## YOUR ASSIGNMENT
Leaving out any pictures, print the entries that follow exactly as they stand.

(GIVEN DATA begins)

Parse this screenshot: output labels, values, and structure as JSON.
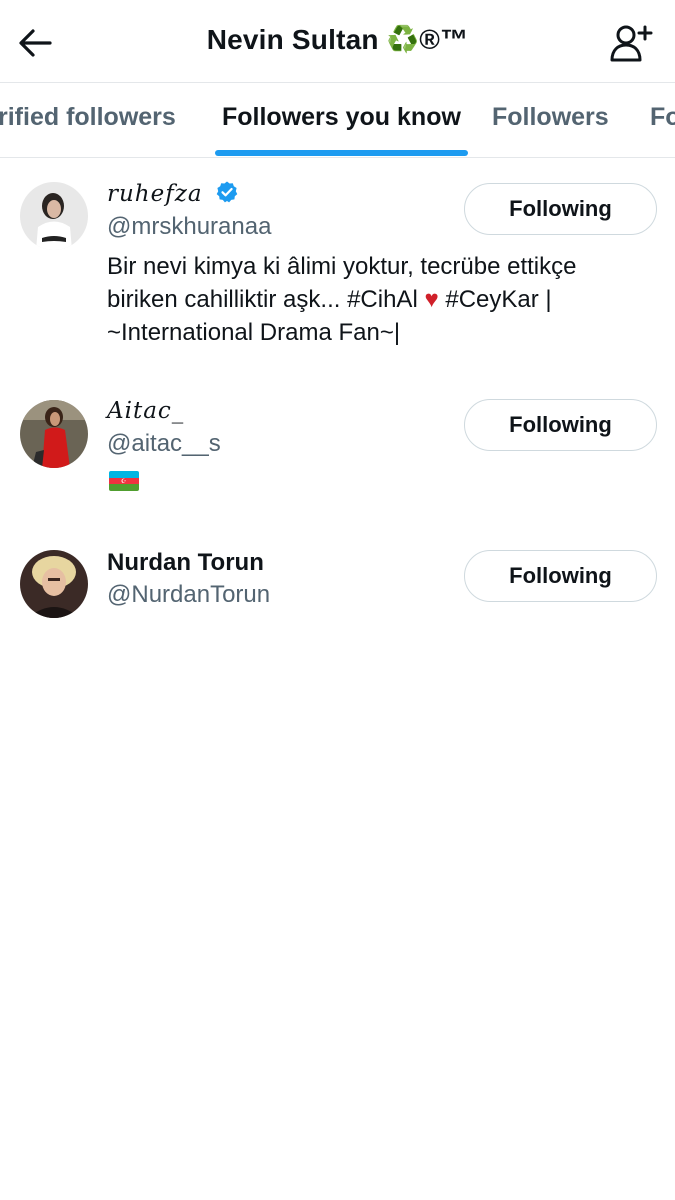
{
  "header": {
    "title": "Nevin Sultan",
    "title_emoji": "♻️",
    "title_suffix": "®™",
    "back_icon": "arrow-left-icon",
    "add_user_icon": "add-user-icon"
  },
  "tabs": [
    {
      "label": "Verified followers",
      "visible_text": "rified followers",
      "active": false
    },
    {
      "label": "Followers you know",
      "visible_text": "Followers you know",
      "active": true
    },
    {
      "label": "Followers",
      "visible_text": "Followers",
      "active": false
    },
    {
      "label": "Following",
      "visible_text": "Fo",
      "active": false
    }
  ],
  "users": [
    {
      "name": "𝑟𝑢ℎ𝑒𝑓𝑧𝑎",
      "verified": true,
      "handle": "@mrskhuranaa",
      "bio_line1": "Bir nevi kimya ki âlimi yoktur, tecrübe ettikçe",
      "bio_line2_a": "biriken cahilliktir aşk... #CihAl ",
      "bio_heart": "♥",
      "bio_line2_b": " #CeyKar |",
      "bio_line3": "~International Drama Fan~|",
      "button": "Following"
    },
    {
      "name": "𝐴𝑖𝑡𝑎𝑐_",
      "verified": false,
      "handle": "@aitac__s",
      "bio_flag": "azerbaijan-flag",
      "button": "Following"
    },
    {
      "name": "Nurdan Torun",
      "verified": false,
      "handle": "@NurdanTorun",
      "button": "Following"
    }
  ],
  "colors": {
    "accent": "#1d9bf0",
    "text_primary": "#0f1419",
    "text_secondary": "#536471",
    "border": "#cfd9de"
  }
}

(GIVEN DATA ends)

## REPLY TO THE TASK
Parse this screenshot: output labels, values, and structure as JSON.
{
  "header": {
    "title": "Nevin Sultan",
    "title_emoji": "♻️",
    "title_suffix": "®™",
    "back_icon": "arrow-left-icon",
    "add_user_icon": "add-user-icon"
  },
  "tabs": [
    {
      "label": "Verified followers",
      "visible_text": "rified followers",
      "active": false
    },
    {
      "label": "Followers you know",
      "visible_text": "Followers you know",
      "active": true
    },
    {
      "label": "Followers",
      "visible_text": "Followers",
      "active": false
    },
    {
      "label": "Following",
      "visible_text": "Fo",
      "active": false
    }
  ],
  "users": [
    {
      "name": "𝑟𝑢ℎ𝑒𝑓𝑧𝑎",
      "verified": true,
      "handle": "@mrskhuranaa",
      "bio_line1": "Bir nevi kimya ki âlimi yoktur, tecrübe ettikçe",
      "bio_line2_a": "biriken cahilliktir aşk... #CihAl ",
      "bio_heart": "♥",
      "bio_line2_b": " #CeyKar |",
      "bio_line3": "~International Drama Fan~|",
      "button": "Following"
    },
    {
      "name": "𝐴𝑖𝑡𝑎𝑐_",
      "verified": false,
      "handle": "@aitac__s",
      "bio_flag": "azerbaijan-flag",
      "button": "Following"
    },
    {
      "name": "Nurdan Torun",
      "verified": false,
      "handle": "@NurdanTorun",
      "button": "Following"
    }
  ],
  "colors": {
    "accent": "#1d9bf0",
    "text_primary": "#0f1419",
    "text_secondary": "#536471",
    "border": "#cfd9de"
  }
}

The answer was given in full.